As the temperature has risen in Ontario this summer, so hast the heat surrounding the topless question.

The province has been regularly treated – or subjected – to prominent media coverage of incidents and controversies on the issue since the weather warmed up following an Ontario Court of Appeal ruling last December. The ruling said it’s okay for men or women to walk, run, swim or suntan bare from the waist up. In stating that, the three-member court overturned a lower court conviction of Guelph resident Gwen Jacob, who had been charged in 1991 with committing an indecent act after taking off her shirt and walking around city streets.

Women have been spotted topless at swimming pools, on beaches, mowing lawns or walking along the street. Prostitutes, strippers and so-called squeegee-kids have also been seen exercising their newly-won rights.

Residents looking to leadership from the provincial government have been disappointed. “The law is the law,” said Premier Mike Harris. “The judge has ruled. We abide by the law of the land.”

Harris added he would like to see a law limit the right of women to go topless, but noted that it is a federal matter that can’t be controlled by the province.

The so-called experts meanwhile, are busy offering their versions of the “shed-your-inhibitions-and-do-what-comes-naturally” philosophy. “There’s nothing wrong with nudity and it’s very accepted, and expected, in a lot of cultures, but not ours,” says Burlington, Ont., social worker Susan Jewett.

Some days, letters to the editor in Ontario daily newspapers have been dominated by writers addressing the topless debate.

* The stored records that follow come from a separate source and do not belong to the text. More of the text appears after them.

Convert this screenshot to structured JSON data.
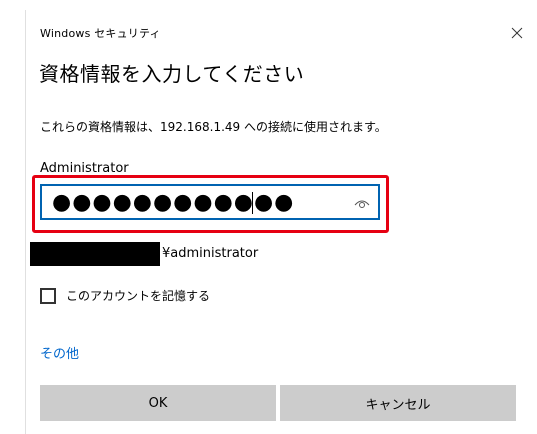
{
  "window": {
    "title": "Windows セキュリティ",
    "close_icon": "close-icon"
  },
  "dialog": {
    "heading": "資格情報を入力してください",
    "description": "これらの資格情報は、192.168.1.49 への接続に使用されます。",
    "username": "Administrator",
    "password_masked": "●●●●●●●●●●●●",
    "reveal_icon": "eye-icon",
    "domain_user": "¥administrator",
    "remember_label": "このアカウントを記憶する",
    "remember_checked": false,
    "more_choices": "その他"
  },
  "buttons": {
    "ok": "OK",
    "cancel": "キャンセル"
  },
  "colors": {
    "highlight": "#e60012",
    "focus_border": "#0063b1",
    "link": "#0066cc",
    "button_bg": "#cccccc"
  }
}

The Toronto Sun newspaper has been having a field day with regular photos of topless women covered only by black lines in strategic places.

Much of the debate has had an inane flavor to it. Events in Hamilton are typical of those in the rest of the province.

Hamilton’s park officials, for example, were sent into a tizzy after a Hamilton woman took a bare-breasted dip a civic pool earlier this summer. Although the woman wasn’t charged with anything, recreation officials have been scrambling for a way to deal with the issue.

The Hamilton-Wentworth Police department says it has stopped laying charges against topless women because of the court ruling. “We’re not condoning nudity, but our hands are tied on this one,” said Staff Sgt. Bryan Barker.

At the grassroots level, citizens have been falling into either the topless-rights or “I have a right not to see this” camps.

“There is much misinformation being promulgated, often in fear and loathing,” says Paul Rapoport, a McMaster University music professor and president of the Topfree Equal Rights Association, which he says “was founded to combat this kind of thinking and to raise money for women who are unjustly treated in exercising their equal rights to go topfree.”

“It’s up to the woman herself and what you think about it doesn’t matter,” says Hamilton resident Anya Wassenberg. “Whether anyone likes it or not, we supposedly live in a free society and things like good taste just can’t be legislated … The ogling and disruption will eventually end.”

But other Hamilton-area residents virulently disagree.

“All I can see is a fast deterioration of human morals and self-respect, which is going to lead to many repercussions,” says Freda Toles. “No one can convince me that bare breasts are not sexual.”

But while some are content to bluster hot air on the issue, others are doing something about it.

Eva Filinski of Hamilton, a sales clerk and mother of two, has started a Keep It Kovered organization in an attempt to combat the topless trend.

“There is a time and place for everything,” she says. “It is offensive to many of us even to think of being subjected to this type of in-your-face exhibitionism … Are we going to let a small minority tear away at the moral fibre of this province?”

In the Kitchener-Waterloo area, 53-year-old Erika Kubassek heads up the Moral Support Movement, which has been pressuring the Ontario government to ban toplessness.

Cathy Francavilla and Carol Faraone, two Toronto sisters, both with three children, concur. The two women, who attend Prayer Palace Church in Toronto, launched an official petition drive in June directed at the federal Parliament in support of a ban on toplessness. So far, they’ve collected 40,000 signatures.

“We’re asking that the Criminal Code be amended to state that baring breasts in public is an indecent act,” Francavilla said. “We also want municipalities to have the authority to fine women baring their breasts.”

The sisters planned a rally for August 10 at Nathan Phillips Square in Toronto and were hoping to have several MPs in attendance.

Bill Johnstone, a spokesman for the Hamilton chapter of Canadians for Positive Community Standards, says although his group has yet to become active on the issue, he believes petitioning the federal government to move on toplessness is a lost cause.

“Our best hope is provincially allowing municipalities the opportunity to pass bylaws controlling (toplessness) in public places,” he says. “You’d get a better response from the Conservative government in Ontario than the Liberal government in Ottawa.”

“People who don’t seem to have any brains between their ears are controlling the show,” he added. “What’s wrong with people? Isn’t there any sense of decency?”